The Seiken series has always been one of my true loves of video gaming. I’m excited to read more of this one.
For an even bigger reach on Vinquette, I was always reminded of another “V” word that would work in this spot: Viscount. “Vicount’s Manor” actually makes a certain degree of sense as the home of a stereotypical vampire Count. But I can’t imagine how anyone actually making a big enough spelling mistake to pull that shit off unless it was deliberate, and your theory about a deliberately mispelled “Vincent” makes a LOT more sense.
Interesting, the item that inflicts Sleep status in Final Fantasy III (Famicom) is known as ひつじのまくら. I always thought it went by the same name in Seiken Densetsu.
I figured it was called SLEP due to character restrictions in that particular menu… would SLEEP have fit? Of course, it’s pretty goofy to put it as SLEP in the dialogue box.

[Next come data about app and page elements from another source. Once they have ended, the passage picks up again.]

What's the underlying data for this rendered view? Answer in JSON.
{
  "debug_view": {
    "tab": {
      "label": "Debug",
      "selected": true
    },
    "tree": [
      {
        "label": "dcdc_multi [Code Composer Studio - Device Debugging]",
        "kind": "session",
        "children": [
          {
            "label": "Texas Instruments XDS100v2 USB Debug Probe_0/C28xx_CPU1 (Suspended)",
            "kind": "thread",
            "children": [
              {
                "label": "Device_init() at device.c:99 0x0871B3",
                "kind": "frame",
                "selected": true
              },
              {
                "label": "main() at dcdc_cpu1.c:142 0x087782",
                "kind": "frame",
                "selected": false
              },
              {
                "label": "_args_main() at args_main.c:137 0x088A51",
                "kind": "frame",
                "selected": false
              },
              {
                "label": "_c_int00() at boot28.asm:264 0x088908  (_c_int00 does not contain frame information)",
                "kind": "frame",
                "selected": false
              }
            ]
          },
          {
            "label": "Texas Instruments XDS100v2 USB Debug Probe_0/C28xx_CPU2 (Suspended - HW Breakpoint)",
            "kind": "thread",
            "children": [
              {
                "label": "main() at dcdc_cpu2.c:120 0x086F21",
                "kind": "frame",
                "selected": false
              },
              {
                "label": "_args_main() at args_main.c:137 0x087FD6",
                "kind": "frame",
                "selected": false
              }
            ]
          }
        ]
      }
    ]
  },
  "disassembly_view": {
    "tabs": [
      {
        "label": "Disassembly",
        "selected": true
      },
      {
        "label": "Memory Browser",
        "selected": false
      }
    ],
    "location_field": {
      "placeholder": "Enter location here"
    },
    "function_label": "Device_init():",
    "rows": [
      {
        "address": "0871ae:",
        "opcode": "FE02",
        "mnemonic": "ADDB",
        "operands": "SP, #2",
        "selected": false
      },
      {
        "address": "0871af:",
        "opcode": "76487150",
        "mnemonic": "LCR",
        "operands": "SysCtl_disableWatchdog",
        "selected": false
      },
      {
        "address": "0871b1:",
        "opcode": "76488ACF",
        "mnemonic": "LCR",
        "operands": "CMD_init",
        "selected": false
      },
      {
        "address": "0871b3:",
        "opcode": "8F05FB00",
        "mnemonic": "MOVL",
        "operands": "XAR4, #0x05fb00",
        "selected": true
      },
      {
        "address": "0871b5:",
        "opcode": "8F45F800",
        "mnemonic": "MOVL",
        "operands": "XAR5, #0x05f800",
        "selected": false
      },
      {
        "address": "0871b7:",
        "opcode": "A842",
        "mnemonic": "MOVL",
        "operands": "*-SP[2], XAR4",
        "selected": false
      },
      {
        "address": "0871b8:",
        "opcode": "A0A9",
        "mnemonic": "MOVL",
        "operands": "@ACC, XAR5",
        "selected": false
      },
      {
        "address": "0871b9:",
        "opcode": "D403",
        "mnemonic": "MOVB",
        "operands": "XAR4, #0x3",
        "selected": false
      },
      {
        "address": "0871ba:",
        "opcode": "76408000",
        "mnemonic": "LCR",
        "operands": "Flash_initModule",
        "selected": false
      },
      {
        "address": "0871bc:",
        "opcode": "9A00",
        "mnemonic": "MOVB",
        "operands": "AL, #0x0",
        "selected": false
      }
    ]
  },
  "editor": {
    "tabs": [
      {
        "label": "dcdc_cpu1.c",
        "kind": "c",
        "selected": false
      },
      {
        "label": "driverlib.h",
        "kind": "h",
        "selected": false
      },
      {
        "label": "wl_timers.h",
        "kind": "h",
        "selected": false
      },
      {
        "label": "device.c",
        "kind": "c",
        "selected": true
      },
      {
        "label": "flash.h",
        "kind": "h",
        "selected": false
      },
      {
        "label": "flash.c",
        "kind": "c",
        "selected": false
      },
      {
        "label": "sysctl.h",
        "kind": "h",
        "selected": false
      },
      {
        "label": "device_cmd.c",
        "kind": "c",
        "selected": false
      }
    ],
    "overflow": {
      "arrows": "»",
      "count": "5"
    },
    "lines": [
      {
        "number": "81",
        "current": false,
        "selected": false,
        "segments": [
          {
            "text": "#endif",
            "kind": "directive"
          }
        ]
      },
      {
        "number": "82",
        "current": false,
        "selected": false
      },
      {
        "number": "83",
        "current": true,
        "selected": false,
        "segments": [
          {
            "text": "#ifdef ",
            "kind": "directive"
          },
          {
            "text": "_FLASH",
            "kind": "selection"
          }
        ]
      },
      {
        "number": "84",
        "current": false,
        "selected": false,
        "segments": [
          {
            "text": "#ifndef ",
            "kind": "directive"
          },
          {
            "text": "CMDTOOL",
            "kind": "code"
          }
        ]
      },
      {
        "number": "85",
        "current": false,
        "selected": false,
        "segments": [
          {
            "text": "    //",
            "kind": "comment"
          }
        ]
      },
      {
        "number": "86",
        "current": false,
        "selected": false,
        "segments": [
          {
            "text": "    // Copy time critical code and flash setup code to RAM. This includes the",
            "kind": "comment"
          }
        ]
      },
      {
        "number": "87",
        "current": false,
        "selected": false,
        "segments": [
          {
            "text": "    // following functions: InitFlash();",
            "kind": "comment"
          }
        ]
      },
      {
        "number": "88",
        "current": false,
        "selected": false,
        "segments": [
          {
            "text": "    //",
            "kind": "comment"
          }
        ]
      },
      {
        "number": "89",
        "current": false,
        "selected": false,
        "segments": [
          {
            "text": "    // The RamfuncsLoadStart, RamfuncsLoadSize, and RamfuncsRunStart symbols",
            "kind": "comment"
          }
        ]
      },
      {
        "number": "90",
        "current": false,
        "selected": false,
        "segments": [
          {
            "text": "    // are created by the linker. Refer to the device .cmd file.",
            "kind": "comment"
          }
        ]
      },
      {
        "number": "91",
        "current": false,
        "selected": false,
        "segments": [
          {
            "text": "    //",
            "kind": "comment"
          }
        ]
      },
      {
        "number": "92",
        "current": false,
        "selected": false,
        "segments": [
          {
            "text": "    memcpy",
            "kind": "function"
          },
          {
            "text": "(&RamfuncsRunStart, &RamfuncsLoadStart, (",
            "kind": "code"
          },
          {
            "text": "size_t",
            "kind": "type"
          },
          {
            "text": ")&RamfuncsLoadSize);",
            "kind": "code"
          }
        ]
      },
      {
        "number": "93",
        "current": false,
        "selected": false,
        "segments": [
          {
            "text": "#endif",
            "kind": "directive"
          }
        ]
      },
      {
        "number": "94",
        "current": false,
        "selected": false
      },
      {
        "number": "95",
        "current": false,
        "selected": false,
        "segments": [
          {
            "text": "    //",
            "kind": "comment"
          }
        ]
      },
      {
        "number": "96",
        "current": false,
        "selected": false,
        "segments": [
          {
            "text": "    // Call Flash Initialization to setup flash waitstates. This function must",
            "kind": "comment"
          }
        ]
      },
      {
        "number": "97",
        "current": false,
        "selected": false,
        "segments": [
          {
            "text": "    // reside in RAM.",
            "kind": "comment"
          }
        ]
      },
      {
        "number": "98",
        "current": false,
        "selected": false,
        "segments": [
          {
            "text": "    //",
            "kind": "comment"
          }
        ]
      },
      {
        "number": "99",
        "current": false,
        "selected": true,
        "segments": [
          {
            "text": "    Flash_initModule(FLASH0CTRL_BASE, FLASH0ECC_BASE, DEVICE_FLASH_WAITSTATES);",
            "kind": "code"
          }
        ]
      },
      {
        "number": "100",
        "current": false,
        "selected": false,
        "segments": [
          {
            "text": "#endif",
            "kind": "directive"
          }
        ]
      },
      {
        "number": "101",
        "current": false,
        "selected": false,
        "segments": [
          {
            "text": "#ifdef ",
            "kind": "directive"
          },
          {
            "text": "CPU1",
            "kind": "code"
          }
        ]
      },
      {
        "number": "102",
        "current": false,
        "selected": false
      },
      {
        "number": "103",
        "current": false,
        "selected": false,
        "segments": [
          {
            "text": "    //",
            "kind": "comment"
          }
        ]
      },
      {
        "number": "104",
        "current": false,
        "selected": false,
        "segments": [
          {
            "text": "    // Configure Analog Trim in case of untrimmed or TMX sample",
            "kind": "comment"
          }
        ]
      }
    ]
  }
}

This is an insanely specific pull, but “Slep” always makes me think of this video: https://www.youtube.com/watch?v=kU9DKaFP5yQ where at around 8:35 Stuart Ashen reads a Norwegian article that’s been Google Translated and somehow mangled a sentence about an unsuccessful Justin Bieber concert into something that sounds more like a failed blood-ritual involving a deity called “Slepp the Idol”.
You really have to admire the level of carelessness and poor quality translation that went into Adventure of Mana’s U.S. debut. Of course the Japanese version’s script is no award winner either.
Don’t worry about falling aslep. The spell never works in Square games.
“If you were playing Seiken Densetsu when it was first released, how would you determine what the heroes’ official names were? You’d probably turn to the game’s manual and/or the game’s strategy guides.”
I never understood why someone would care. Their names are whatever you called them. Otherwise why let you choose?
How would you yo
talk about the characters otherwise? In this game it doesn’t matter much cause it’s not as plot heavy? but can you imagine Final Fantasy VII threads whwre people discuss wheather Spiky Blonde Big Sword Guy can revive Dwad Flower Girl?
Excuse u I think u mean Boyo and Gorl
Is Dragon Buster a reference to the Namco arcade game or just a coincidence?
I think it’s just a coincidence, ___ Buster is a pretty common thing in Japanese entertainment it seems.
So they changed the magic circle from a religious symbol to another religious symbol, and then changed it again into something that’s also a religious symbol.
(That square-ish magic circle in the re-release version is an Islamic symbol called Rub el-Hizb)
…So, uh, when are you going to continue FFIV?
This is great, FFA is one of my all-time favorite GB games. I must have played it a hundred times. It also started my tradition of naming female characters the inverse of my real name (with the hero being my real name, of course)
I was never all that fond of the GBA remake, though. Even if it is a bit more accurate to the original Japanese (i.e. Granz, Vinquette, Warrior/Monk/Mage/Sage etc)
Yeah, the translation is pretty damn clunky though. “Now, Glaives have her in our hands!” is such a confounding line.
@Gowtu_Games It was called Mystic Quest Legend, not Mystic Ques 61 t. The name is taken from both the Game Boy Final Fantasy games (which never made it to Europe). Mystic Quest taken from Seiken Densetsu (Final Fantasy Adventure) and Legend taken from SaGa! a.k.a. Final Fantasy Legend.
Just wanted to comment on the adding extra lines in some places and cutting them in others: this is common in Game Boy games because data is split into 0x4000 byte blocks. The original Japanese developers likely had space to spare in some blocks and not others, and so even though it looks like they are using unnecessary space, the more likely scenario is that the particular block with that dialogue had space to spare, so they used it, while other places in the script lack that luxury. Separate pointer tables are typically stored at the start of these 0x4000 blocks and so script sizes will vary in English translations based on how many lines were in the original script because the pointers to the original line in the script are usually hardcoded to those exact 0x4000 blocks.